Spiders, bats, birds, carnivorous plants and other species help to control insects and other pests. For example, according to the U.S. Fish and Wildlife Service, A typical summer colony of 100 bats feeding 200 days will consume more than 2200 pounds of insects or approximately 600,000,000 bugs! These organisms depend on healthy native plant communities for food, shelter and other habitat.
Further, through decomposition, healthy ecosystems break down both natural and human generated waste and recycle the nutrients and other materials into growing plants and animals. Native plant communities also trap filter pollutants in wastewater, leading to cleaner and healthier and water supplies.
Native plants and soils help to filter out, sequester or decompose organic wastes, including those introduced through agriculture. Water filtering by wetlands involves the breakdown of nutrient-rich waste from human and animal sources and the removal of disease-causing organisms. Bioremediation of soils and water relies on the metabolic activity of plants and microorganisms to absorb pollutants from soil or water and to digest toxins.
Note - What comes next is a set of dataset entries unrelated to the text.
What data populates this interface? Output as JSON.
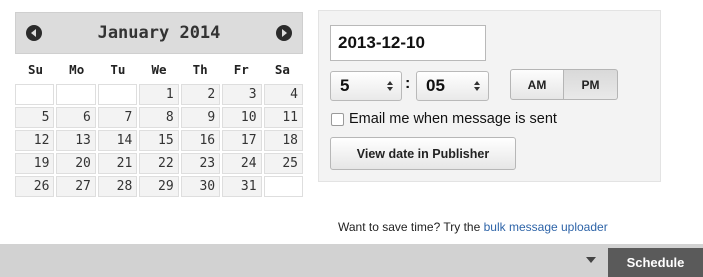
{
  "calendar": {
    "month_title": "January 2014",
    "weekdays": [
      "Su",
      "Mo",
      "Tu",
      "We",
      "Th",
      "Fr",
      "Sa"
    ],
    "weeks": [
      [
        "",
        "",
        "",
        "1",
        "2",
        "3",
        "4"
      ],
      [
        "5",
        "6",
        "7",
        "8",
        "9",
        "10",
        "11"
      ],
      [
        "12",
        "13",
        "14",
        "15",
        "16",
        "17",
        "18"
      ],
      [
        "19",
        "20",
        "21",
        "22",
        "23",
        "24",
        "25"
      ],
      [
        "26",
        "27",
        "28",
        "29",
        "30",
        "31",
        ""
      ]
    ],
    "prev_icon": "chevron-left-icon",
    "next_icon": "chevron-right-icon"
  },
  "scheduler": {
    "date_value": "2013-12-10",
    "hour_value": "5",
    "minute_value": "05",
    "separator": ":",
    "am_label": "AM",
    "pm_label": "PM",
    "selected_period": "PM",
    "email_label": "Email me when message is sent",
    "email_checked": false,
    "view_button_label": "View date in Publisher"
  },
  "tip": {
    "text": "Want to save time? Try the ",
    "link_text": "bulk message uploader",
    "link_color": "#2e64a8"
  },
  "bottom_bar": {
    "schedule_label": "Schedule",
    "dropdown_icon": "caret-down-icon",
    "button_color": "#5a5a5a"
  }
}
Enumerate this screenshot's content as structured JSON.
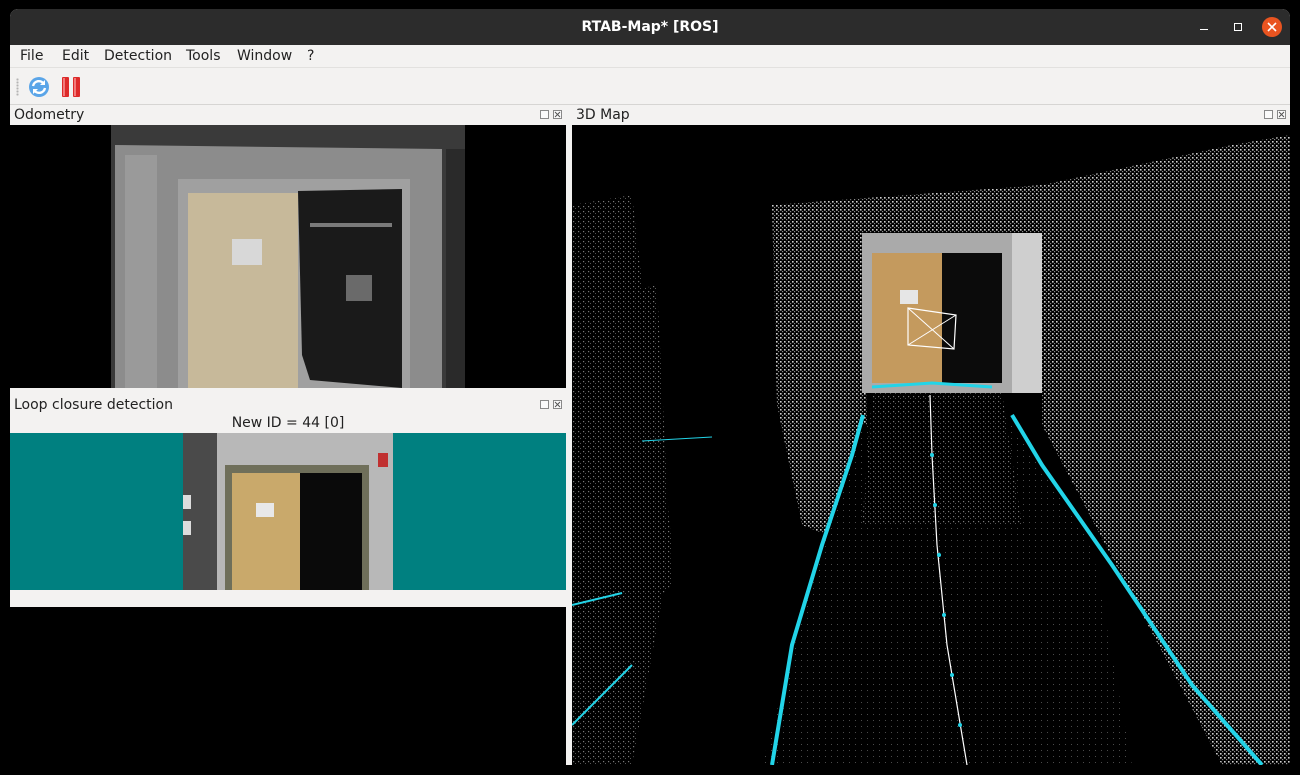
{
  "window": {
    "title": "RTAB-Map* [ROS]",
    "close_color": "#e95420"
  },
  "menu": {
    "items": [
      "File",
      "Edit",
      "Detection",
      "Tools",
      "Window",
      "?"
    ]
  },
  "toolbar": {
    "buttons": [
      {
        "name": "refresh-icon",
        "color": "#2a7fcf"
      },
      {
        "name": "pause-icon",
        "color": "#dd2a2a"
      }
    ]
  },
  "docks": {
    "odometry": {
      "title": "Odometry"
    },
    "loop_closure": {
      "title": "Loop closure detection",
      "caption": "New ID = 44 [0]"
    },
    "map3d": {
      "title": "3D Map"
    }
  },
  "colors": {
    "loop_background": "#008080",
    "trajectory": "#22d4e8"
  }
}
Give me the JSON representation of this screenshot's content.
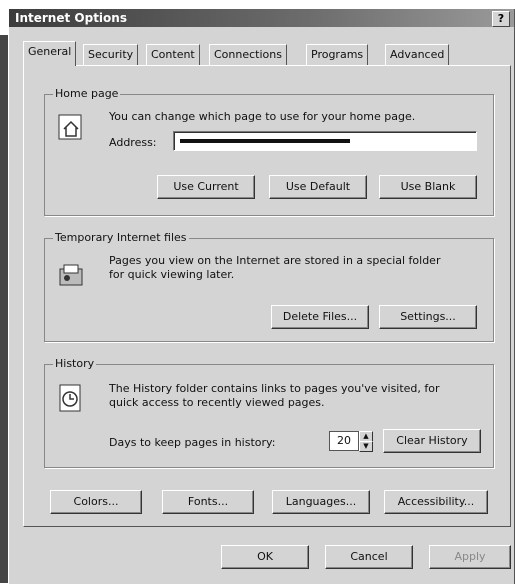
{
  "window": {
    "title": "Internet Options",
    "help_label": "?"
  },
  "tabs": [
    {
      "label": "General"
    },
    {
      "label": "Security"
    },
    {
      "label": "Content"
    },
    {
      "label": "Connections"
    },
    {
      "label": "Programs"
    },
    {
      "label": "Advanced"
    }
  ],
  "home_page": {
    "group_label": "Home page",
    "description": "You can change which page to use for your home page.",
    "address_label": "Address:",
    "address_value": "",
    "buttons": {
      "use_current": "Use Current",
      "use_default": "Use Default",
      "use_blank": "Use Blank"
    }
  },
  "temp_files": {
    "group_label": "Temporary Internet files",
    "description_line1": "Pages you view on the Internet are stored in a special folder",
    "description_line2": "for quick viewing later.",
    "buttons": {
      "delete_files": "Delete Files...",
      "settings": "Settings..."
    }
  },
  "history": {
    "group_label": "History",
    "description_line1": "The History folder contains links to pages you've visited, for",
    "description_line2": "quick access to recently viewed pages.",
    "days_label": "Days to keep pages in history:",
    "days_value": "20",
    "clear_button": "Clear History"
  },
  "bottom_buttons": {
    "colors": "Colors...",
    "fonts": "Fonts...",
    "languages": "Languages...",
    "accessibility": "Accessibility..."
  },
  "dialog_buttons": {
    "ok": "OK",
    "cancel": "Cancel",
    "apply": "Apply"
  }
}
This purification of fresh water for drinking and other purposes as well as the removal of microbes and other toxins provide an important benefit to human health.
In addition, by suppressing pest populations, natural predators supported by native plant communities maintain the stability of agricultural systems and can reduce producers’ pest control costs. Studies find that more diverse landscapes and native plant communities provide more effective agricultural pest control.
Examples and Additional information
Completing and Using Ecosystem Service Assessment for Decision-Making: An Interdisciplinary Toolkit for Managers and Analysts Value of Nature to Canadians Study Taskforce Federal, Provincial, and Territorial Governments of Canada — 2017 © Her Majesty the Queen in Right of Canada